Battery electric vehicles (BEV) are well-established for being an environmentally friendly solution to achieve the ambitious climate goals of several governmental bodies all over the world, especially within the transport sector. Therefore, we decided to have a closer look at the emission balance of such cars in contrast to internal combustion engine vehicles (CEV).
The invention of electric cars dates back to the year 1828, when Ányos Jedlik created a small model vehicle powered by an electric motor. Following this invention, electric-powered taxis became available in London and New York in the late 19th century. By the turn of this century, 38% of the cars in the United States were powered by electricity. However, nowadays, the market share of BEV in the US totals to only 1.5%.
Despite the shift away from BEV in the 20th-century, sales figures and market shares gained drastically since the year 2010, within commercially purchased vehicles. Besides, the vast majority of available scenarios predict massive gains as well within the consumer market in upcoming years.
Let’s get started…
The table below provides detailed information on selected countries and the carbon emission of grid-powered electric vehicles in g CO2e/km. The variation is solely due to the energy mix of the nations, as the manufacturing process is assumed to contribute a basis of 70g/km to the equation. Green bars implement a high percentage of renewable and nuclear energy. Red bars point out predominant fossil fuels enclosed by the energy mix. In contrast to the substantial CO2 variation in BEV’s, CEV’s on the other hand, merely vary between petroleum and diesel-powered cars, showing a significantly lower margin.
Having a closer look at the table, we derive the following statement: ‘It’s all about the juice!’.
To have a bench-mark standard of CEV emissions, a regular Volkswagen Golf causes between 91 – 164 CO2e/km depending on the models available.
Comparing fossil-fuel-powered cars to battery electric vehicles in regards to their environmental impact, following KPIs are to be considered: (i) resource mining, (ii) manufacturing process, (iii) energy mix, (iv) usage emissions, and (v) disposal.
Table 1 is showing, the high intensity of manufacturing BEV (70g CO2e/km) as well as their usage emissions. However, not all of the above mentioned KPIs have been included in the calculation. The environmental impact of Lithium mining is not included, due to its low extend of research; Neither is the fossil fuel extraction of CEV within comparable studies. Furthermore, the disposal of batteries is not weighted for the very same reason mentioned for resource mining.
The energy mix is the core of the topic to probe the environmental impact of BEV. Whereas table 1 distinguishes between the mixture of fossil fuels and renewable energies, no separation of nuclear power has been taken into account. For example, the energy sources of electricity generated in France states a massive 71.6% ratio of nuclear power in FY2017. This crucial information adds a spicy twist to the data provided as nuclear waste and the dangers of nuclear power plants haven’t been considered.

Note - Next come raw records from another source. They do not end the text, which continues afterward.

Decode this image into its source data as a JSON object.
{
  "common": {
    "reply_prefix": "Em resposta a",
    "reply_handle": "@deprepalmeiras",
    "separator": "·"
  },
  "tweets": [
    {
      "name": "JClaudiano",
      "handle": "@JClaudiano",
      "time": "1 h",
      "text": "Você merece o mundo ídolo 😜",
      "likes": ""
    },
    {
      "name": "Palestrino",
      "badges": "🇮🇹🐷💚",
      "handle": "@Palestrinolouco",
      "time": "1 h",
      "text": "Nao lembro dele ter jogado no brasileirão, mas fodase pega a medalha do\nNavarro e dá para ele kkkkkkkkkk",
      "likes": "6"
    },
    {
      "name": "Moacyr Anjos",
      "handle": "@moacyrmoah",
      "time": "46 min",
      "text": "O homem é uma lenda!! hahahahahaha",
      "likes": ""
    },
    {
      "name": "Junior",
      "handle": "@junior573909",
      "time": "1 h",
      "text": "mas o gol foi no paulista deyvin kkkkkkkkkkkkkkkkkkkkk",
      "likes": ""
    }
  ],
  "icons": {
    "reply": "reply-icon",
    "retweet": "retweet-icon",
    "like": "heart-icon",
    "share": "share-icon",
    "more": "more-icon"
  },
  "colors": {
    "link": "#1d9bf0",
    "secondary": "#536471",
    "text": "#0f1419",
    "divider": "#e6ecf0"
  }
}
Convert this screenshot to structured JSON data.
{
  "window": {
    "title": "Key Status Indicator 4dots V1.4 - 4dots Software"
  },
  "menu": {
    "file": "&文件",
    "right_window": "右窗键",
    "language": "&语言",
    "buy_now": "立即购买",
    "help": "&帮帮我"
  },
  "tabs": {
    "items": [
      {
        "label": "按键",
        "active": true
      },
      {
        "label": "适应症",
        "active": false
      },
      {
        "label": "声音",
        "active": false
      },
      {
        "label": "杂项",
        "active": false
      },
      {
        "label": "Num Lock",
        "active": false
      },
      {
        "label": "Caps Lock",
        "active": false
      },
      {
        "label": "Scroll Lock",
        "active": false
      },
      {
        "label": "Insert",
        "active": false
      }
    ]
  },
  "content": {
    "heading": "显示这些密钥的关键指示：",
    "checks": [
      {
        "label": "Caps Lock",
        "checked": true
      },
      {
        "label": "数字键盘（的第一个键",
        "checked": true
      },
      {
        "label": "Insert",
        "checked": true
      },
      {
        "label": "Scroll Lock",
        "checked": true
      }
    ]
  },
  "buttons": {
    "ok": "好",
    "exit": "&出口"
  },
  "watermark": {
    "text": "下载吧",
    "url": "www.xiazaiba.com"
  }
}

Additionally, another challenge society will have to face, once the market share of BEV increases, will be the lack of required infrastructure, e.g. charging stations. Furthermore, the grid is in no way capable of enduring the eager goals defined in several environmental plans like the Paris 2050 Agreement. The increased peak demand for power, caused by millions of BEVs plugged in at the same time, would exceed not only the current grid’s capabilities but also scenarios of highly developed plans.
To put it in a nutshell, we think that BEV will not be the final answer within the transport sector due to insufficient infrastructural conditions as well as the heavy dependency on nuclear power.
What is your experience in battery engine vehicles?